2014 was a really exciting year for us - we had a brand new baby, I was in school, I left my career after 7 years, we moved to Walla Walla, we bought our first house. It was a year of change for the better but still change that left me reeling. This time last year I was depressed in a way that scared me. More than just a sad or empty feeling, anxiety was layered under and within and on top of the depression in ways that left me physically immobile for hours at a time, trapped inside my own head which was a highly unpleasant place to be. Depression told me lies like I’m inherently bad, incompetent and worthless, nothing matters, there’s no hope. Depression made my body heavy with hurt and fatigue, and my thoughts foggy. Anxiety gave me a constant feeling of dread and a nagging sense of guilt, but when I tried to sort out what I could possibly be afraid of or what I should feel guilty about I couldn’t navigate the fog to find a clear thought. My kids would ask me to play and I couldn’t stop weeping. They’d naturally become upset then I’d snap at them for it. Then I’d hate myself some more and wonder why I was so broken, why I couldn't appreciate the wonderful life going by in front of me. It’s not just society and the people who love us asking “why can’t you just snap out of it.” That accusatory useless question rang strongest inside my own head, in my own voice, playing into the vicious cycle of loathing myself for weakly succumbing to this intangible thing, the intangible thing which thrives and grows off of that self loathing.

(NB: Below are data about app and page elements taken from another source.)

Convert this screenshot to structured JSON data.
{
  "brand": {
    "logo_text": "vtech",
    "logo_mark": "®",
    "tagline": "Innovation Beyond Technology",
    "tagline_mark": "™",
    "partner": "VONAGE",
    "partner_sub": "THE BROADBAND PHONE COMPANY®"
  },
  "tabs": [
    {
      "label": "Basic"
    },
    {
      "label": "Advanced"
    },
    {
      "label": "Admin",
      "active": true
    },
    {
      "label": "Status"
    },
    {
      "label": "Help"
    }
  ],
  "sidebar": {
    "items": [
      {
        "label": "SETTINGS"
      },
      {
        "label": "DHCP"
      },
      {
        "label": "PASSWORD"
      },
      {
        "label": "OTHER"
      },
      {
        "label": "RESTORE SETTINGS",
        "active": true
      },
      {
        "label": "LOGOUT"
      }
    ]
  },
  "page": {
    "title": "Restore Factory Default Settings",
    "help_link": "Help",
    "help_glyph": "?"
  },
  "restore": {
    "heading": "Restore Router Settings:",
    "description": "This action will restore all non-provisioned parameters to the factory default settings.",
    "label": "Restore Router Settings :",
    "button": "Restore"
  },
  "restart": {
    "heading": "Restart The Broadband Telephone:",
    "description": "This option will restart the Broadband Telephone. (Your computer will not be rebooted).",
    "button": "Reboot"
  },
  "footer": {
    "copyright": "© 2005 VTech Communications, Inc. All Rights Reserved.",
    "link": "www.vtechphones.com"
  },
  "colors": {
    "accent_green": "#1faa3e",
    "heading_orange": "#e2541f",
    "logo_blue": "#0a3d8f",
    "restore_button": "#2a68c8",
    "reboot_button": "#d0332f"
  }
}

My depression, anxiety, our culture of busy-ness, and just life, even when I was functioning better, stopped me from being present in the moment. I was in a hurry to finish a task, or in a rush to get out the door, and it made me say “maybe later” when I was asked to play, or “in a minute” when my kids wanted to show me something. It made me snap and lash out and resent and get lost in frustration when I could have been patient and connecting and teaching and loving. Don’t get me wrong, there was a lot of good stuff with my kids even at my worst, and now (at my much better) there are still a lot of hard moments, but seeing my anxiety about useless things fill so much space that could have been occupied by good brought me a lot of shame and I knew I could do better. Standing on the precipice of 2015 the one and only thing I wanted was to be present for my kids. That resolution led me to yoga, and it also led me to working with my primary care physician to find a medication that would help me out of the dark fog.
Everything everyone says about medicating depression stopped me from getting help sooner. They throw a pill at everything nowadays. Don’t numb your existence with a pill. A pill isn’t the answer, you need to change your behavior or the way you’re thinking. You have no reason to feel this way. Be strong. I had taken anti-depressants before and remember not being miserable anymore, but only because my range of emotion was narrowed to a sliver of apathy, which was better but not good. Another time I was on an anti-depressant that made me sleep 14 hours a night and wake up tired. I didn’t have much faith in anti-depressants, and I struggled with a sort of moral dilemma against medicating "feelings." Now with my 20/20 hindsight I can see my doubt and hesitation never served me.
After a couple of weeks on Lexapro the fog cleared. If I felt nagged by anxiety now I could think logically about what was causing it, and complete the task, or have the conversation, or fix the problem, or often realize it was unfounded to begin with. Instead of waking up immediately overwhelmed by a dark nameless cloud I woke up and lived. I still felt sad sometimes, I still felt nervous sometimes, but I also felt happiness and confidence and security in a way I’d forgotten existed. It was truly life changing. I made friends, developed a routine, cleaned my house, read books, cooked, exercised, played with my kids, took deep breaths when I got frustrated. It wasn’t a perfect year, we had ups and downs and got sick a lot and I got dry socket and notably was blind for almost an entire week after being stabbed in the eyeball by a toddler fingernail. But it was the best year yet because I wasn’t a prisoner of my mind.
I’m so full of gratitude for the way my world became saturated with vibrant life and color and vivid experience in 2015. And so encouraged that I resolved to do something last year and actually did it! It’s not easy to talk about depression, that darkness feels intensely personal and I want to keep it shut away behind closed doors. But when I reflect about how I made my way to the other side of those doors I know I would have wanted to read that there is a way out. It may be a different way for you than it was for me but I promise you the hopelessness is a lie. Whatever you’re leaving behind you at midnight, may hope be ahead of you.